The following article is published as part of a larger ‘Life Lessons’ interview with cellist Antonio Meneses in The Strad’s March 2017 issue, out now – download on desktop computer or through The Strad App.
‘If I could go back in time and meet myself as a student, I would tell him to practise the piano more! My father played the French horn in an orchestra with a chronic lack of string players; he thought that if each of his five sons learnt a stringed instrument it would make them indispensable musicians. Since I was the eldest I was given a cello. I learnt enough piano to pass my exams but my father thought it was a distraction and, by the time I began to take music seriously, I was too busy practising the cello.
Playing the piano well means you have a deeper understanding of all the possibilities of texture.

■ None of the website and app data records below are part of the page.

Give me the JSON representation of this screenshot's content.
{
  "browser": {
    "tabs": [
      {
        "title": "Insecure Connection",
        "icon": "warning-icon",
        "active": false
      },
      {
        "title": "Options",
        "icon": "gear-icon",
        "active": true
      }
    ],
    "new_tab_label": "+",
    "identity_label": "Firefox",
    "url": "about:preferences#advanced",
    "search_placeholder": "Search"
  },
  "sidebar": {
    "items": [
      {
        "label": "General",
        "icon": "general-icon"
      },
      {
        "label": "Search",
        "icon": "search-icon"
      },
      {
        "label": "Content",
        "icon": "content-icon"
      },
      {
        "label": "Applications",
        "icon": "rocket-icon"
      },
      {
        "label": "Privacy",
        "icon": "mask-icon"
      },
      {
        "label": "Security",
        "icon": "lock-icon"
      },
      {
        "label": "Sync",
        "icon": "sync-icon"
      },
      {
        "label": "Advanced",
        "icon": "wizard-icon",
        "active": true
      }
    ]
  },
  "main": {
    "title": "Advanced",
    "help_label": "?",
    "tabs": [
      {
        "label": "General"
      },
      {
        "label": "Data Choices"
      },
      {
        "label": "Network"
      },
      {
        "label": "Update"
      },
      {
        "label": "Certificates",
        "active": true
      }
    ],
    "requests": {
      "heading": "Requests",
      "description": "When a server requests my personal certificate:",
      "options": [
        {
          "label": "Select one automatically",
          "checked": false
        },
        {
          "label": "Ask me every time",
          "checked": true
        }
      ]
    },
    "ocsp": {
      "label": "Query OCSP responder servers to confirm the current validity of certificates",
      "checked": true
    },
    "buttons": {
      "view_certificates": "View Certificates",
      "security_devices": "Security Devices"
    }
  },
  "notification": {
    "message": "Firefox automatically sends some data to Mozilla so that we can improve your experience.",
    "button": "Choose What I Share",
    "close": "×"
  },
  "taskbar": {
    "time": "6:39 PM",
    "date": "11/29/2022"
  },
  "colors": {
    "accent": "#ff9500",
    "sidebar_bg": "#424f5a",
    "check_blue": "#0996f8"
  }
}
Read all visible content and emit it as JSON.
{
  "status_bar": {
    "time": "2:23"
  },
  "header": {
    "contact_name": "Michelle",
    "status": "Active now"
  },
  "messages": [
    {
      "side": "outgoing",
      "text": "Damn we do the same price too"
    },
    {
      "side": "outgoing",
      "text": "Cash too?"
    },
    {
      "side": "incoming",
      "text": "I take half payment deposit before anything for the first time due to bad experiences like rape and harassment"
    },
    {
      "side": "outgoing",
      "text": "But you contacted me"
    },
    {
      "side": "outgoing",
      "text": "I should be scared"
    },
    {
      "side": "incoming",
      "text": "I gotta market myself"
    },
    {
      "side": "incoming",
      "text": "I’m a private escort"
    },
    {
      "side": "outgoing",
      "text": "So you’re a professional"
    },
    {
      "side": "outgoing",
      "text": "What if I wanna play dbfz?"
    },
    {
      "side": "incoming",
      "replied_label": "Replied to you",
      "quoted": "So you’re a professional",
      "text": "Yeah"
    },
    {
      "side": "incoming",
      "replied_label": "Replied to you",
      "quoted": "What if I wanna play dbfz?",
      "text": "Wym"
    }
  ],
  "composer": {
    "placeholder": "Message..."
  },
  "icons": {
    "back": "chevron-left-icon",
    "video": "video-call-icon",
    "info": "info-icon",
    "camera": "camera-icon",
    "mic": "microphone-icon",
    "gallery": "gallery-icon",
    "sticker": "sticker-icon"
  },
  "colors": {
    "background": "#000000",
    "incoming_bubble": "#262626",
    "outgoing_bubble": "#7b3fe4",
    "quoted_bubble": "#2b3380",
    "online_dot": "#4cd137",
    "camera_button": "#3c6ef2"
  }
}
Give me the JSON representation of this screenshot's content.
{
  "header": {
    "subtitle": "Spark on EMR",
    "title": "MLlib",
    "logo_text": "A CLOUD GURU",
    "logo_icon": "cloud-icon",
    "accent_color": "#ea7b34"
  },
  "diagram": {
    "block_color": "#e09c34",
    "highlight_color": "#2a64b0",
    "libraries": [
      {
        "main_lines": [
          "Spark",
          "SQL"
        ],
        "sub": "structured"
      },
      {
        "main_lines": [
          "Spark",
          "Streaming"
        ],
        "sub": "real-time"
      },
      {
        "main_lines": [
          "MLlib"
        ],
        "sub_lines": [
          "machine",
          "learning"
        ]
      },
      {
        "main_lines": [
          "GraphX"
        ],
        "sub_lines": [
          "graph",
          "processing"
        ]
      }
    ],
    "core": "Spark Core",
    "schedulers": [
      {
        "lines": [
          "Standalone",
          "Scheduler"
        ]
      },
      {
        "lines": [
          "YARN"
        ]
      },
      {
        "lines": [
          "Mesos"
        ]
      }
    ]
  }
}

It’s especially useful when you come to play Bach’s music for cello, or things like Alfredo Piatti’s Twelve Caprices – pieces that give the instrument multiple voices to follow simultaneously.
It helps to be able to play through the piano part of sonatas and other chamber music, too. If you look at some of the greatest cellists of all time, I think it comes as no surprise that many of them were excellent pianists.’
Photo: Sidney Wasmann